## DATASET EXCERPTS
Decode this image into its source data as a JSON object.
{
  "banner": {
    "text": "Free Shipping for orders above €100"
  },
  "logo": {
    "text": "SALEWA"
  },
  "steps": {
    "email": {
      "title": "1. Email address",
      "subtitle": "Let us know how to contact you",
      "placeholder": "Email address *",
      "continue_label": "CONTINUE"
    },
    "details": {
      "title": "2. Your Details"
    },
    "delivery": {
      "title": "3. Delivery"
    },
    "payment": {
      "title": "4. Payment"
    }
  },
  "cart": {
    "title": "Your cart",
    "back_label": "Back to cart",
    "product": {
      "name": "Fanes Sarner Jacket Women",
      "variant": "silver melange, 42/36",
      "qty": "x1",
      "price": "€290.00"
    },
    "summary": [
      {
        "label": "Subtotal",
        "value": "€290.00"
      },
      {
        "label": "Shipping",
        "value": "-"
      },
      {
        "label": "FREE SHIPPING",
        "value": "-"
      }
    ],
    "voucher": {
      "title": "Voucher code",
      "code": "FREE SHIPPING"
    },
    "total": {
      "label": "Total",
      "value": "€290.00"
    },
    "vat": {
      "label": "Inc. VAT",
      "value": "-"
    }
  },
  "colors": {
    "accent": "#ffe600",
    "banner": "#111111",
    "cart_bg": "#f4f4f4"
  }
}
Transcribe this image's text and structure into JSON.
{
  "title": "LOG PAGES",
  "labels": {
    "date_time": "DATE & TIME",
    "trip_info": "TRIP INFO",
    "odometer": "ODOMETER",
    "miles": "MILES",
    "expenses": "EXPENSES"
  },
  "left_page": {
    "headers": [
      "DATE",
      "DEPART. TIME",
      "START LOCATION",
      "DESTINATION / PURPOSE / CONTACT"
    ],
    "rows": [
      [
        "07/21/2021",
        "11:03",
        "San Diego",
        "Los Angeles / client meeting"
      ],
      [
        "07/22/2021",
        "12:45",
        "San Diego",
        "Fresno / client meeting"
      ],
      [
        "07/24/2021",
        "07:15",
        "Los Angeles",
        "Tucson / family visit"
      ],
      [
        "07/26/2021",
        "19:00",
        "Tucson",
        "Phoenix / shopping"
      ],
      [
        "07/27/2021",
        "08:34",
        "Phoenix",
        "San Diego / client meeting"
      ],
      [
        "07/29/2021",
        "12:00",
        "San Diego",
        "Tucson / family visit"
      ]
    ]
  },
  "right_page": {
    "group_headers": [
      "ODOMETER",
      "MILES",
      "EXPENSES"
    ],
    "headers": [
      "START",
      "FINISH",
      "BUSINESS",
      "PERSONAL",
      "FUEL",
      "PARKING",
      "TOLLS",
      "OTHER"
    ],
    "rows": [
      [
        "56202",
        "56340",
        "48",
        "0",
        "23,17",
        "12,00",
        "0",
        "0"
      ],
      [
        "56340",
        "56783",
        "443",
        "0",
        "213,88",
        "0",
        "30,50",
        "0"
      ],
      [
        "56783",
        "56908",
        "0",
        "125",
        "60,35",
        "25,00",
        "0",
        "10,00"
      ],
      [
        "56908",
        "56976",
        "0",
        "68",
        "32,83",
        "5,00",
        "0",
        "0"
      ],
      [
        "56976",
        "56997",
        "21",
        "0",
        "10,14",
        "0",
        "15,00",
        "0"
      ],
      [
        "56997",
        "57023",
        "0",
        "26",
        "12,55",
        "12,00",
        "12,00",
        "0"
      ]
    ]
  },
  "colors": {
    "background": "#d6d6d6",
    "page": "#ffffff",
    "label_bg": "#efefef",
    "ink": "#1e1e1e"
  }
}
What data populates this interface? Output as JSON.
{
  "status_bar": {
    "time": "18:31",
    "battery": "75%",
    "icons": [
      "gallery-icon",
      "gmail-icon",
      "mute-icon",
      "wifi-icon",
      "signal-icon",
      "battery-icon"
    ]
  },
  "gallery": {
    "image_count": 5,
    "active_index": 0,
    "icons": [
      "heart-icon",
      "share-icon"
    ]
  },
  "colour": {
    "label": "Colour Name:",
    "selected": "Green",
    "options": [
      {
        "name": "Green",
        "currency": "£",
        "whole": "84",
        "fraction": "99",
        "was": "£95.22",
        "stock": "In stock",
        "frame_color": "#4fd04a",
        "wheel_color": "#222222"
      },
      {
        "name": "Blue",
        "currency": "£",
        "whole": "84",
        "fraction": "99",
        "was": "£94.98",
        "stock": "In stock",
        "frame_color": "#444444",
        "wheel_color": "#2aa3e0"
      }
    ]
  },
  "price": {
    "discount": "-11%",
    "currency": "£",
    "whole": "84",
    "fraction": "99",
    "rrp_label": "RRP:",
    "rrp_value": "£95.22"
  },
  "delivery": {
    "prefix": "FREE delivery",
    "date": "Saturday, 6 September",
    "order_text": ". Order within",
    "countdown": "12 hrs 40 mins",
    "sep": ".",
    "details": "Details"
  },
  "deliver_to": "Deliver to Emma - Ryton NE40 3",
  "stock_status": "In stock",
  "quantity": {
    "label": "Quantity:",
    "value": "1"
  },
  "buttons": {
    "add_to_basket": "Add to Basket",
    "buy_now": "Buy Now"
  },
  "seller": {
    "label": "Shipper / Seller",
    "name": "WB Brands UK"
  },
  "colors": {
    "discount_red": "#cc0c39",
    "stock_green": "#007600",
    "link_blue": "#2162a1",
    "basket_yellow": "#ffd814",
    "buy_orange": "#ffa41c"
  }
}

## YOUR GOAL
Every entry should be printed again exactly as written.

## REPLY
Decode this image into its source data as a JSON object.
{
  "banner": {
    "text": "Free Shipping for orders above €100"
  },
  "logo": {
    "text": "SALEWA"
  },
  "steps": {
    "email": {
      "title": "1. Email address",
      "subtitle": "Let us know how to contact you",
      "placeholder": "Email address *",
      "continue_label": "CONTINUE"
    },
    "details": {
      "title": "2. Your Details"
    },
    "delivery": {
      "title": "3. Delivery"
    },
    "payment": {
      "title": "4. Payment"
    }
  },
  "cart": {
    "title": "Your cart",
    "back_label": "Back to cart",
    "product": {
      "name": "Fanes Sarner Jacket Women",
      "variant": "silver melange, 42/36",
      "qty": "x1",
      "price": "€290.00"
    },
    "summary": [
      {
        "label": "Subtotal",
        "value": "€290.00"
      },
      {
        "label": "Shipping",
        "value": "-"
      },
      {
        "label": "FREE SHIPPING",
        "value": "-"
      }
    ],
    "voucher": {
      "title": "Voucher code",
      "code": "FREE SHIPPING"
    },
    "total": {
      "label": "Total",
      "value": "€290.00"
    },
    "vat": {
      "label": "Inc. VAT",
      "value": "-"
    }
  },
  "colors": {
    "accent": "#ffe600",
    "banner": "#111111",
    "cart_bg": "#f4f4f4"
  }
}
Transcribe this image's text and structure into JSON.
{
  "title": "LOG PAGES",
  "labels": {
    "date_time": "DATE & TIME",
    "trip_info": "TRIP INFO",
    "odometer": "ODOMETER",
    "miles": "MILES",
    "expenses": "EXPENSES"
  },
  "left_page": {
    "headers": [
      "DATE",
      "DEPART. TIME",
      "START LOCATION",
      "DESTINATION / PURPOSE / CONTACT"
    ],
    "rows": [
      [
        "07/21/2021",
        "11:03",
        "San Diego",
        "Los Angeles / client meeting"
      ],
      [
        "07/22/2021",
        "12:45",
        "San Diego",
        "Fresno / client meeting"
      ],
      [
        "07/24/2021",
        "07:15",
        "Los Angeles",
        "Tucson / family visit"
      ],
      [
        "07/26/2021",
        "19:00",
        "Tucson",
        "Phoenix / shopping"
      ],
      [
        "07/27/2021",
        "08:34",
        "Phoenix",
        "San Diego / client meeting"
      ],
      [
        "07/29/2021",
        "12:00",
        "San Diego",
        "Tucson / family visit"
      ]
    ]
  },
  "right_page": {
    "group_headers": [
      "ODOMETER",
      "MILES",
      "EXPENSES"
    ],
    "headers": [
      "START",
      "FINISH",
      "BUSINESS",
      "PERSONAL",
      "FUEL",
      "PARKING",
      "TOLLS",
      "OTHER"
    ],
    "rows": [
      [
        "56202",
        "56340",
        "48",
        "0",
        "23,17",
        "12,00",
        "0",
        "0"
      ],
      [
        "56340",
        "56783",
        "443",
        "0",
        "213,88",
        "0",
        "30,50",
        "0"
      ],
      [
        "56783",
        "56908",
        "0",
        "125",
        "60,35",
        "25,00",
        "0",
        "10,00"
      ],
      [
        "56908",
        "56976",
        "0",
        "68",
        "32,83",
        "5,00",
        "0",
        "0"
      ],
      [
        "56976",
        "56997",
        "21",
        "0",
        "10,14",
        "0",
        "15,00",
        "0"
      ],
      [
        "56997",
        "57023",
        "0",
        "26",
        "12,55",
        "12,00",
        "12,00",
        "0"
      ]
    ]
  },
  "colors": {
    "background": "#d6d6d6",
    "page": "#ffffff",
    "label_bg": "#efefef",
    "ink": "#1e1e1e"
  }
}
What data populates this interface? Output as JSON.
{
  "status_bar": {
    "time": "18:31",
    "battery": "75%",
    "icons": [
      "gallery-icon",
      "gmail-icon",
      "mute-icon",
      "wifi-icon",
      "signal-icon",
      "battery-icon"
    ]
  },
  "gallery": {
    "image_count": 5,
    "active_index": 0,
    "icons": [
      "heart-icon",
      "share-icon"
    ]
  },
  "colour": {
    "label": "Colour Name:",
    "selected": "Green",
    "options": [
      {
        "name": "Green",
        "currency": "£",
        "whole": "84",
        "fraction": "99",
        "was": "£95.22",
        "stock": "In stock",
        "frame_color": "#4fd04a",
        "wheel_color": "#222222"
      },
      {
        "name": "Blue",
        "currency": "£",
        "whole": "84",
        "fraction": "99",
        "was": "£94.98",
        "stock": "In stock",
        "frame_color": "#444444",
        "wheel_color": "#2aa3e0"
      }
    ]
  },
  "price": {
    "discount": "-11%",
    "currency": "£",
    "whole": "84",
    "fraction": "99",
    "rrp_label": "RRP:",
    "rrp_value": "£95.22"
  },
  "delivery": {
    "prefix": "FREE delivery",
    "date": "Saturday, 6 September",
    "order_text": ". Order within",
    "countdown": "12 hrs 40 mins",
    "sep": ".",
    "details": "Details"
  },
  "deliver_to": "Deliver to Emma - Ryton NE40 3",
  "stock_status": "In stock",
  "quantity": {
    "label": "Quantity:",
    "value": "1"
  },
  "buttons": {
    "add_to_basket": "Add to Basket",
    "buy_now": "Buy Now"
  },
  "seller": {
    "label": "Shipper / Seller",
    "name": "WB Brands UK"
  },
  "colors": {
    "discount_red": "#cc0c39",
    "stock_green": "#007600",
    "link_blue": "#2162a1",
    "basket_yellow": "#ffd814",
    "buy_orange": "#ffa41c"
  }
}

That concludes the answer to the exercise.